Material for the task section start

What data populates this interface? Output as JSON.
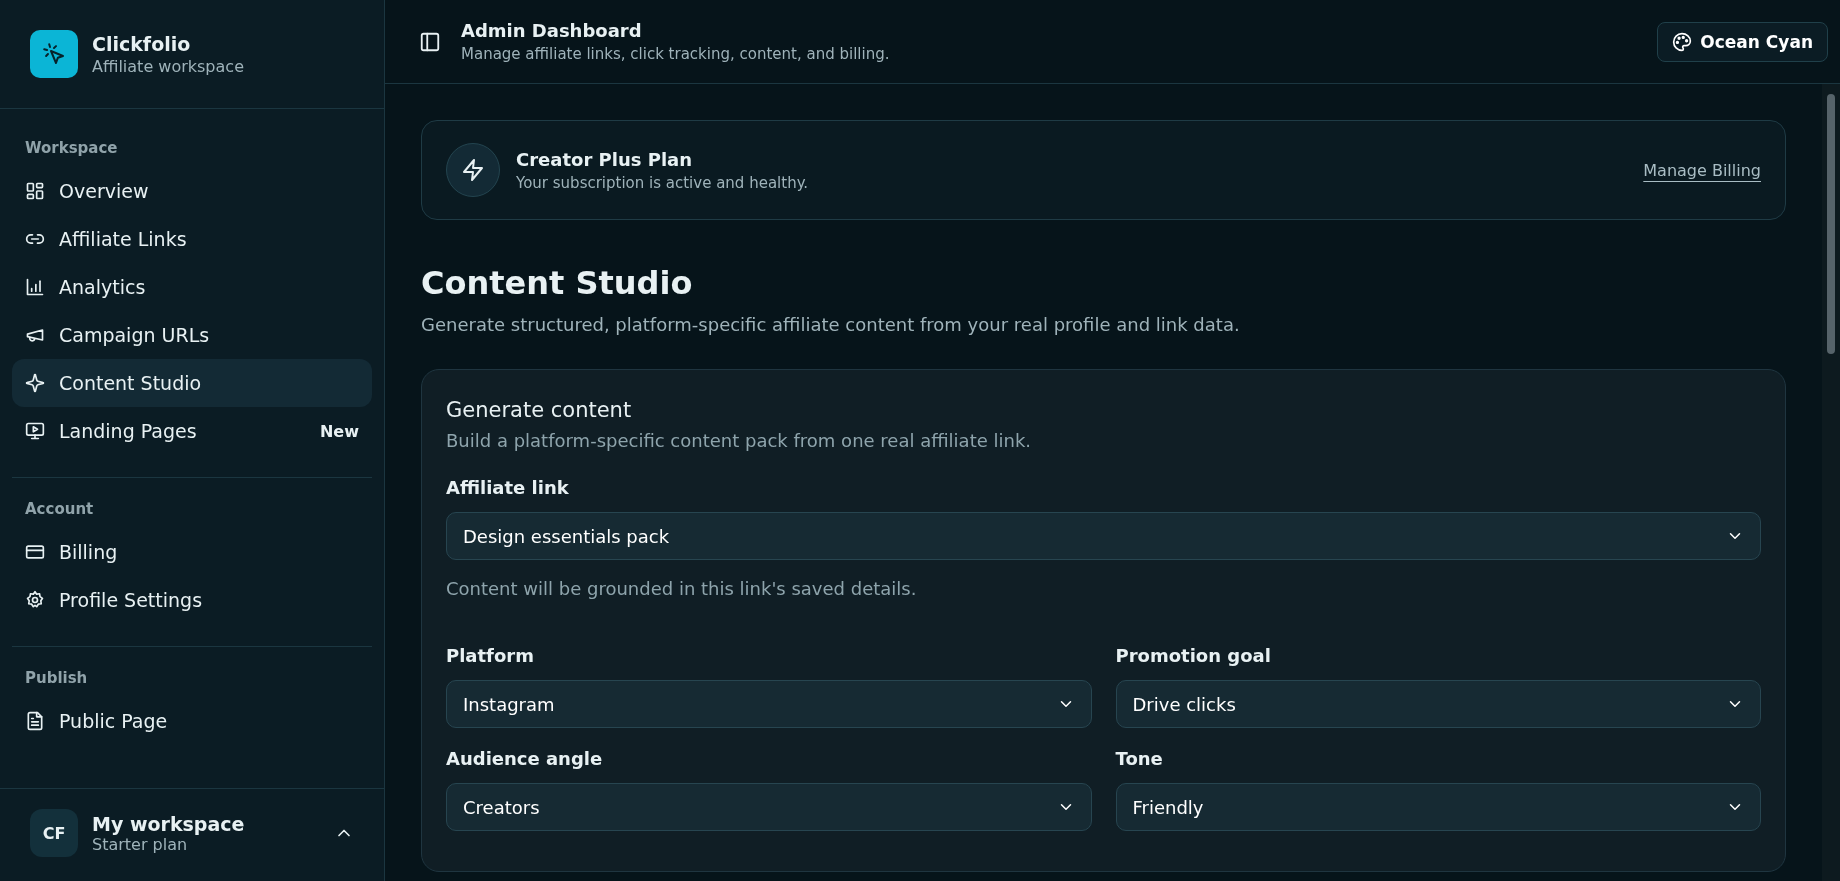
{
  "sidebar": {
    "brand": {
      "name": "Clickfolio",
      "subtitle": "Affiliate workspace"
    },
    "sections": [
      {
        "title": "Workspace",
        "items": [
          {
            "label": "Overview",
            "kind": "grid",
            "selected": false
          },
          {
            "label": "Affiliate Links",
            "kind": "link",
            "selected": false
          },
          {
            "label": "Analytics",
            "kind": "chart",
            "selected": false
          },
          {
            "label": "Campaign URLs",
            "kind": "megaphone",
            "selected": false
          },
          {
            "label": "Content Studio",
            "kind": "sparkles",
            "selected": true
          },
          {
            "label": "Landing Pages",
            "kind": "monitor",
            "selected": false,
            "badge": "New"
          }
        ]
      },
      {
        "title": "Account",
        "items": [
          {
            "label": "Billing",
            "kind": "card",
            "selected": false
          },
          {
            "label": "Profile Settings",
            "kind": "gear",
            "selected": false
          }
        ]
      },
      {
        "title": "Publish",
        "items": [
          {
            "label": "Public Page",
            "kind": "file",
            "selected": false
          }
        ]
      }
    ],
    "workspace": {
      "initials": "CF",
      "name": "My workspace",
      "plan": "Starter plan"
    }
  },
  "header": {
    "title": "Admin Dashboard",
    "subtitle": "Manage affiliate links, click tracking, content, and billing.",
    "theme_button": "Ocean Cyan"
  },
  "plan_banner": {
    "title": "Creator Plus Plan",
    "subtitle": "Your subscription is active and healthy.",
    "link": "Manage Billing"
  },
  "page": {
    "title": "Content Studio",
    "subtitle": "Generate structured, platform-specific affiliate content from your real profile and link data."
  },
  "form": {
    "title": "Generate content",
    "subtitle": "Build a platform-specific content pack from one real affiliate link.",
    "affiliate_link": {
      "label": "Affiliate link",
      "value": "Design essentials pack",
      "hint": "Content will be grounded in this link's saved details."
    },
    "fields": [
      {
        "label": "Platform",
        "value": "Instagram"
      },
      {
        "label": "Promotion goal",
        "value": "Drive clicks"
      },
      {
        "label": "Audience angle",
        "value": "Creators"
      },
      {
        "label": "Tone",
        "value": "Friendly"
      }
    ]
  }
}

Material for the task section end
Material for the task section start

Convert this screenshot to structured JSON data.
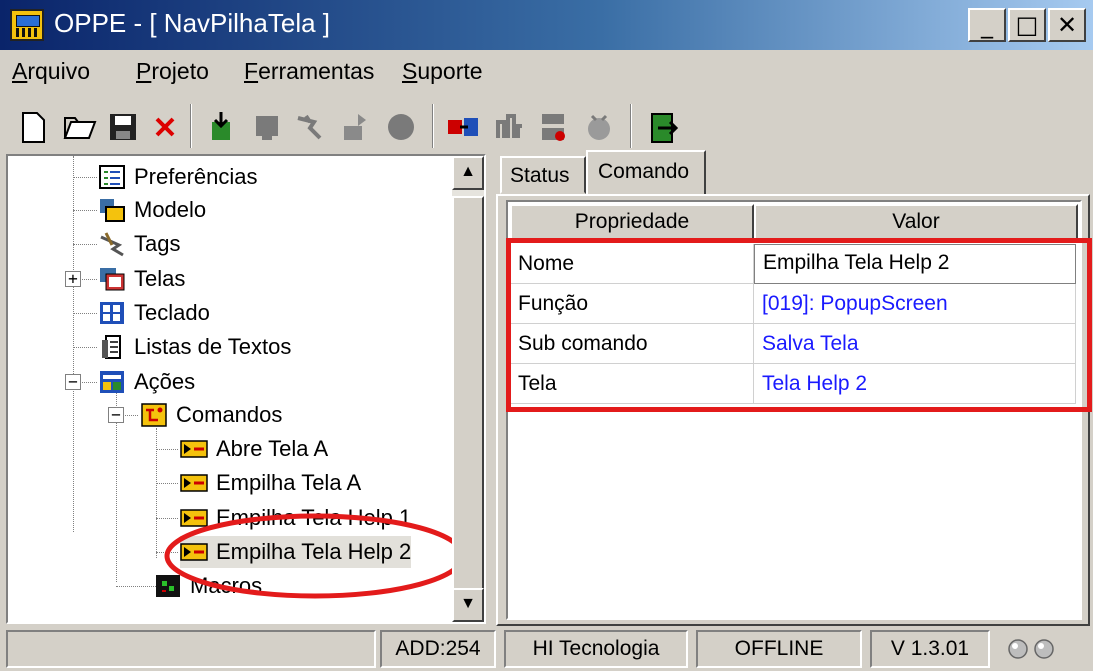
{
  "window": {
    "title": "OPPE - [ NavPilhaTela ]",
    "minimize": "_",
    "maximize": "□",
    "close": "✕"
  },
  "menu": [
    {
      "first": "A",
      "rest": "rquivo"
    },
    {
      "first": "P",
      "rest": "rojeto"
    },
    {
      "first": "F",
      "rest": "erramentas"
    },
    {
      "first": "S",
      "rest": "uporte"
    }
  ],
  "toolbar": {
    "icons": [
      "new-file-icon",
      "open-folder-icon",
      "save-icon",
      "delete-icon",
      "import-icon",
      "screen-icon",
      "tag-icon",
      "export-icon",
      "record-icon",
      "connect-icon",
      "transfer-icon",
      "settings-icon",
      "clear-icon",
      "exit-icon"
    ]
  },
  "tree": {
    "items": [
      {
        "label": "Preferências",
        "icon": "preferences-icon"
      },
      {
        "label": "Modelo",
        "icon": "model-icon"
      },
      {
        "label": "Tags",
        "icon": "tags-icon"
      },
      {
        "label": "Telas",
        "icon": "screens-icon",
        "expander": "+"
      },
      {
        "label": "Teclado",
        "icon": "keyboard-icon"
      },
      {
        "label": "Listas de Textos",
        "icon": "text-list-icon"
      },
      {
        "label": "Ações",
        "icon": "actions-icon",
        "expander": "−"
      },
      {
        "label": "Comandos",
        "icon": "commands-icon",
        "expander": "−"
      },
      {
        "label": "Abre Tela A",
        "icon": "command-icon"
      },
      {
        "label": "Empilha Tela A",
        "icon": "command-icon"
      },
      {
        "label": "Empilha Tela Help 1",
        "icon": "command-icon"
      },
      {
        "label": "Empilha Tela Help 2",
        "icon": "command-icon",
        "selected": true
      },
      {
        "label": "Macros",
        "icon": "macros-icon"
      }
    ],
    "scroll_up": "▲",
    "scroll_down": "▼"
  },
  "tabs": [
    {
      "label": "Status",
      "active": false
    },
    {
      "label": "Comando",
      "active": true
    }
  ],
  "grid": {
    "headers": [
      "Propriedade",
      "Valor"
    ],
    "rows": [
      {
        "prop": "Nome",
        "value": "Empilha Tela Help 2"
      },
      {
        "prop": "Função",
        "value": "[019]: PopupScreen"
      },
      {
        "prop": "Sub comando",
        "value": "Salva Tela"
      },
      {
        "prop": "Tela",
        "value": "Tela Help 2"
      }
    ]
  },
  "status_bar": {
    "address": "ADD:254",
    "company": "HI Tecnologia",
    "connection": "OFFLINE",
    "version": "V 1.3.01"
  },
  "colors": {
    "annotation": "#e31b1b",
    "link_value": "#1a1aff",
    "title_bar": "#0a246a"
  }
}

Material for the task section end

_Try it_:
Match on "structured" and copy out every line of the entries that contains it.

_Final answer_:
    "subtitle": "Generate structured, platform-specific affiliate content from your real profile and link data."
Convert this screenshot to structured JSON data.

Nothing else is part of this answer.